Andrew Mangravite

Articles 3 minute read
Levinthal’s ‘Rain Curtain’: The joy of pigments.

Levinthal & Garvey vs. Goodman at Gross McCleaf

Emotion vs. control

Gross McCleaf’s current show offers an interesting and rewarding confrontation of styles, and also of outlooks concerning how art is created and what it’s meant to be.

Andrew Mangravite

Articles 2 minute read

Jonathan Franzen’s ‘The Kraus Project’

Why was Karl Kraus so angry? Well, you’d angry too if….uh….

Karl Kraus, the Austrian playwright, editor and social critic, was little known to today’s English-speaking audience— until now. Thanks to the novelist and Kraus scholar Jonathan Franzen, the angry old man of German satire lives anew.

Andrew Mangravite

Articles 3 minute read
Grimm's 'Old Woman Telling the Fortune a Young Noblewoman' (c. 1825): God, family, friends and pets.

German Romantic prints at the Art Museum

What Germans loved, before they loved Germany

This extraordinarily rich collection of German prints is an exhibit of popular art that was widely distributed via prints and books. Thus it truly represents the voice of the people, as opposed to the (possibly eccentric) vision of a single artist.

Andrew Mangravite

Articles 7 minute read
'Shirt Corner': The haziness of memories recalled.

Rick Buttari at F.A.N. Gallery

A preference for the past

Rick Buttari seems an artist in two minds: On the one hand, a keen observer of people and something of a social critic; on the other, a recorder of the cityscape he lives in.

Andrew Mangravite

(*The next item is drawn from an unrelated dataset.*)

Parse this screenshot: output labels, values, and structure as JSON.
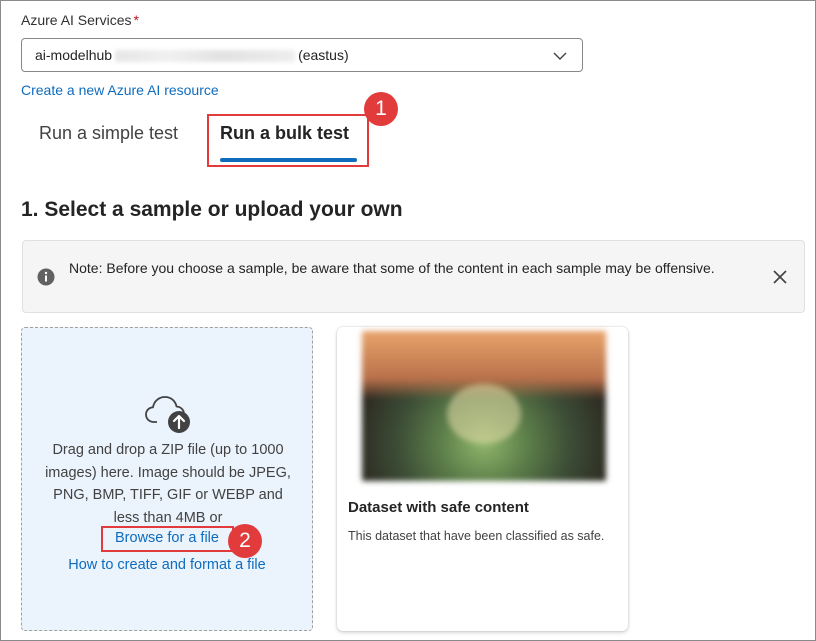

Articles 1 minute read
Conte's Rising Tide': Visual vocabulary.

"Tonalism' at Gross McCleaf

It's all about mood

Gross McCleaf has mounted an engaging teaching exhibition about “Tonalism”— a type of landscape painting that uses atmospheric effects to achieve a mood.

Andrew Mangravite

Articles 2 minute read
Frances Galante's 'Sleeping In II': Multiple worlds of artistic vision.

Last bow for Artists' House

Farewell to a haven for realist art

I was late in discovering Artists' House, showcase for emerging contemporary artists, but I always enjoyed my visits there immensely. Now that it's “retiring,” this show is your last chance— and it's a good one.

Andrew Mangravite

Articles 1 minute read
At age 36: Quasi-military duds, but never his corporal's uniform.

Was Hitler an Expressionist?

Hitler rehearsing a speech, 1925: What the camera tells us

Hitler denounced the German Expressionists as "degenerate artists." But a set of photos from 1925 suggests that he may have been the greatest Expressionist of them all.

Andrew Mangravite

Articles 3 minute read
Martenson's 'Tent Evening': Is darkness cozy, or terrifying?

"Night Vision' at Gross McCleaf Gallery

Fourteen shades of night

Night, as a theme, can conjure up feelings of loneliness and dread, or it can impel us to seek out warmth and light. Some of the 14 artists at Gross McCleaf interpret the subject more literally than others.

Andrew Mangravite

Articles 2 minute read